It is springtime for Sir Keir Starmer and the Labour party is readying for another by-election. It has yet to make a by-election gain in this parliament but this is a fight it has a chance of winning. In Wakefield, in West Yorkshire, Starmer is hoping to kick off the party’s fightback in its former “red wall” heartlands.
Imran Ahmad Khan, the town’s first Tory MP since 1931, was convicted on Monday of sexually assaulting a teenager. He is appealing but if that fails, a sentence of over 12 months would trigger automatic expulsion from parliament and an election.
The Conservatives have been preparing for a Wakefield by-election with dread. The backdrop for a ballot-box kicking could barely be worse: a prime minister and chancellor fined for breaking the law, soaring inflation, rising fuel and energy costs, the row over Rishi Sunak’s family tax affairs — compounded by a former minister controversially suggesting Khan was hard done by.

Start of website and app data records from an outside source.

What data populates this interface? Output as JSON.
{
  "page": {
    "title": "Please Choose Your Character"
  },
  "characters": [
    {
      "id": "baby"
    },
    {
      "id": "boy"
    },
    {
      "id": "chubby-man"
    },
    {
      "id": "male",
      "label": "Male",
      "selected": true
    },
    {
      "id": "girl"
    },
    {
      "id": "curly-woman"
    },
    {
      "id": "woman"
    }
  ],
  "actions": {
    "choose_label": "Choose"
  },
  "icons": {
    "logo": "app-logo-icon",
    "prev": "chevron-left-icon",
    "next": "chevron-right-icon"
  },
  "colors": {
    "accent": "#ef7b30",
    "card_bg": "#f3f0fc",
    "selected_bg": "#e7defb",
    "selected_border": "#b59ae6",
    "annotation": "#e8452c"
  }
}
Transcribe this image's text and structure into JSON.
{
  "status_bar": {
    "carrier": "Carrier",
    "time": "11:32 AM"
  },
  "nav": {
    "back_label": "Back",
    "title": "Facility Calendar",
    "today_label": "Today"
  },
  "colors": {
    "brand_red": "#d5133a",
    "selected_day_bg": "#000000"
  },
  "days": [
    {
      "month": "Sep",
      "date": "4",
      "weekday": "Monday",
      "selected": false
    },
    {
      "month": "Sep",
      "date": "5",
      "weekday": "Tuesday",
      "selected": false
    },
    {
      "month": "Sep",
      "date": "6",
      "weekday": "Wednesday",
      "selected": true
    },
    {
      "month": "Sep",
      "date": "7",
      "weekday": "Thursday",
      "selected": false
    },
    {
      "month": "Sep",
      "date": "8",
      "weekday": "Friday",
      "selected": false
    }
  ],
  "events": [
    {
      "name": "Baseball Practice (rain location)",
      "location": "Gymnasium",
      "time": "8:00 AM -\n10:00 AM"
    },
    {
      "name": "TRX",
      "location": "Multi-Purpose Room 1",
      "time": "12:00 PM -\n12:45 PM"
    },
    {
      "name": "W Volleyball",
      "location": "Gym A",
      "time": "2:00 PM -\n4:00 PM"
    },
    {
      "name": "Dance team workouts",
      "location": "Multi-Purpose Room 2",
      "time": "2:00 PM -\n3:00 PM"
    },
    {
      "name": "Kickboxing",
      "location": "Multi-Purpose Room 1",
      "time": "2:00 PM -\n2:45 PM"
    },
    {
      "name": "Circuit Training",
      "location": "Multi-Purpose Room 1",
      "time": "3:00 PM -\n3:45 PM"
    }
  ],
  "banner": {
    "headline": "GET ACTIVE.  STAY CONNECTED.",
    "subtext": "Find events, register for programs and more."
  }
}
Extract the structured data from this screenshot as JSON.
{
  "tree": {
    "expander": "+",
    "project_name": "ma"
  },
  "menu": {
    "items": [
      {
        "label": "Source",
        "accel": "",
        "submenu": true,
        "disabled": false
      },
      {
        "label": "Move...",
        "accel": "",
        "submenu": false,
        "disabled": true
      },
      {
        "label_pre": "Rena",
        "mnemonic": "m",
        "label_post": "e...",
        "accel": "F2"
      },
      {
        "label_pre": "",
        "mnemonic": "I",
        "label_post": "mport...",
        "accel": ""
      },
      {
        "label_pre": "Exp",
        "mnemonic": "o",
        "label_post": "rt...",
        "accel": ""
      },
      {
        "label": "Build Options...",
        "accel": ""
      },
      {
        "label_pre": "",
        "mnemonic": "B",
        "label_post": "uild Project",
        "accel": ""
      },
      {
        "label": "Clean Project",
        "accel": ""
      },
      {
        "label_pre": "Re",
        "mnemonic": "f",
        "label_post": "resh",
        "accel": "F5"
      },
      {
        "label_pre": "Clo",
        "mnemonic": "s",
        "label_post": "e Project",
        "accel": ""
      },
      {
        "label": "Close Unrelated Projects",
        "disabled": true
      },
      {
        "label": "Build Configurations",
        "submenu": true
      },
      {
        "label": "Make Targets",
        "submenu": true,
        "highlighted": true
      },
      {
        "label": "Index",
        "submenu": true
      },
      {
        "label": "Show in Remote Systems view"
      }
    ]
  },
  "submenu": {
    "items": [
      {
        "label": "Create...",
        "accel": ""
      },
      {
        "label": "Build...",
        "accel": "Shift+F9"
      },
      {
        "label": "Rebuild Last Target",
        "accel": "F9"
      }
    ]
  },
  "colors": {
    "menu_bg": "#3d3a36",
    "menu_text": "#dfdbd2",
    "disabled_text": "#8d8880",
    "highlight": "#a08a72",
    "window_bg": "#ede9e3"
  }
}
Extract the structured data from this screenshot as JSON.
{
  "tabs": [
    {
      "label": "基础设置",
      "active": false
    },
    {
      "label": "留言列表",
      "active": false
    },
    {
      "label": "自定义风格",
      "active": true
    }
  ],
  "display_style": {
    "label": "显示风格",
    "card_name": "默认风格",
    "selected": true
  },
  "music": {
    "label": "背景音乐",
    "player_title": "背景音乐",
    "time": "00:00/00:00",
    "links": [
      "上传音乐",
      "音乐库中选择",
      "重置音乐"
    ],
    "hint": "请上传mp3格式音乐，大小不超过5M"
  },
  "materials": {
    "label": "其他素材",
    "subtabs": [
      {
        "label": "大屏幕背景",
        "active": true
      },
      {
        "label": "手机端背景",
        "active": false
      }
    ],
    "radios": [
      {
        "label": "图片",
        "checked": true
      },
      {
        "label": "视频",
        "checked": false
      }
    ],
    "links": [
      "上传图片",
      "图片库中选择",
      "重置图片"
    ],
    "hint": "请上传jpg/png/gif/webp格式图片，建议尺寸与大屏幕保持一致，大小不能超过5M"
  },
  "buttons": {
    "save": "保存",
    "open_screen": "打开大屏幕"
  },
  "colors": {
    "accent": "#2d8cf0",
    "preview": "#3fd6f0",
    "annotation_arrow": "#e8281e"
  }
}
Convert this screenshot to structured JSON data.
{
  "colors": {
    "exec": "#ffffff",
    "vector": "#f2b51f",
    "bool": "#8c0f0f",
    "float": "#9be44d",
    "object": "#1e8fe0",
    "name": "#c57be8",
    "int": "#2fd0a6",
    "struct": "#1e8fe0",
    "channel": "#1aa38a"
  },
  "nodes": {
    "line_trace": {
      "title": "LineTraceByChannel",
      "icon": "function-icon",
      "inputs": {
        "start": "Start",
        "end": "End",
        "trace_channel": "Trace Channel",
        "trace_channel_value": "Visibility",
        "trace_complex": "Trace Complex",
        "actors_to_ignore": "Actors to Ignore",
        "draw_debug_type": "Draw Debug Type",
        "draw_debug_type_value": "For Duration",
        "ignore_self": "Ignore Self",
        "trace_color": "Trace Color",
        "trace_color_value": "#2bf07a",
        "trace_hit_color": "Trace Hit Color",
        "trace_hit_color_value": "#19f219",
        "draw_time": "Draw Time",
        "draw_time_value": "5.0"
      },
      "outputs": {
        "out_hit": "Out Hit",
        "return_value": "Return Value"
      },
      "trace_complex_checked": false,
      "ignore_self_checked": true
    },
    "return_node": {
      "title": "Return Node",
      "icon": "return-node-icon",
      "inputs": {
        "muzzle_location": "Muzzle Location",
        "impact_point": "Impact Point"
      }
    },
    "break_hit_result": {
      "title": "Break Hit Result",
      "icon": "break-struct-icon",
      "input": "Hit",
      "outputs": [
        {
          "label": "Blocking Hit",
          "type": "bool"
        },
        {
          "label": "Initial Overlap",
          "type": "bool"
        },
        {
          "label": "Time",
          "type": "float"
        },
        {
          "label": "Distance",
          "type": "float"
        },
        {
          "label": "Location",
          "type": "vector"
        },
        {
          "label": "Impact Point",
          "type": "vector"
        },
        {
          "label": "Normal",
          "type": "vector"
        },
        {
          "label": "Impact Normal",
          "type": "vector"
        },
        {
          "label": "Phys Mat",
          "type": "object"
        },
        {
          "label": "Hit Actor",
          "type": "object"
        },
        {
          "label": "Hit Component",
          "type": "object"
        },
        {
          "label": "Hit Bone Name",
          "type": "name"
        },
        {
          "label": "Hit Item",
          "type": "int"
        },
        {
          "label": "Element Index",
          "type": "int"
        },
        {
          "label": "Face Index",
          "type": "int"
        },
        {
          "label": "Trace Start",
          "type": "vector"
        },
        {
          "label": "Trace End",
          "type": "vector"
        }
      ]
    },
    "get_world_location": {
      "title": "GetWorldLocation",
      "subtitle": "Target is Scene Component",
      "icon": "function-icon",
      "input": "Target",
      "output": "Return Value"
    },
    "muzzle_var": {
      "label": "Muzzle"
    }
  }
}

With a majority of 3,358 and Labour eight points ahead of the Tories, anything less than a decisive win would be damaging for Starmer. Winning Wakefield is a critical step to regaining those seats his party lost for the first time in generations in 2019. As one seasoned Labour activist put it, “it’s a great opportunity for Keir. We’re going to win, I think, but if we don’t then we are fucked.”
The by-election, along with May’s local polls, marks two years of Starmer’s leadership and the party is barely recognisable as the one he took over. Previously, the tentacles of Jeremy Corbyn’s leftwing project reached into every corner of the party. Now the shadow cabinet, national executive committee and parliamentary party are in Starmer’s palm. It took Labour over a decade to undo the left’s control in the 1980s; he has done it in two.
Yet there is still unease within Labour that it has not changed enough. Last month, I sat with 20 moderate MPs discussing their future. All agreed that voters were yet to embrace the party. One says, “voters are going off Boris Johnson in a big way, but they are yet to come over to us. That worries me.”
One of Labour’s senior figures from its last stint in office warns, “every time you think you’ve done enough to reassure the public, you need to double down on it again”. The former minister adds, “all of the policies from that era need to be thrown out of the window, which is a much more difficult thing to do”.
There is another major challenge Labour is overlooking: personalities. The shadow cabinet has the most plausible line up of future ministers in a decade. Whether it is Lisa Nandy as a potential levelling-up minister or Wes Streeting on health, Labour’s team is holding the government to account. But they are failing to make the weather.
Part of the problem is Starmer himself. Watching him against Johnson at prime minister’s questions each week is akin to watching a small ferret darting around, only to be repeatedly run over by a bulldozer. He offers reassurance but cannot match Johnson’s bombast. At the next general election, in two years, Labour will have to lean on other personalities.
Wakefield is an opportunity to bring more in and the party should think creatively. Step forward Ed Balls: former Financial Times journalist, political adviser, MP, cabinet minister and shadow chancellor. Since losing his seat in 2015, Balls has reinvented himself as a celebrity TV star. According to YouGov, he is the UK’s second most popular politician.
Like many of the party’s centrist figures, Balls stepped away from politics and has found a new, easier life. Those who have spoken to Balls about politics say he misses Westminster and think he could, maybe, be persuaded to have another shot in the shadow cabinet. One friend reflects he is a mirror image of Johnson: “a former celebrity TV star who is wildly popular with large parts of the country. Ed is exactly what Labour needs now.”
But second acts in politics almost always fail. The fact that Balls is being discussed — and a return for former foreign secretary David Miliband mooted — is indicative of a dearth of talent, a lack of exciting faces to engage their lost voters. Labour has to focus harder on who, not just what, it is presenting to voters.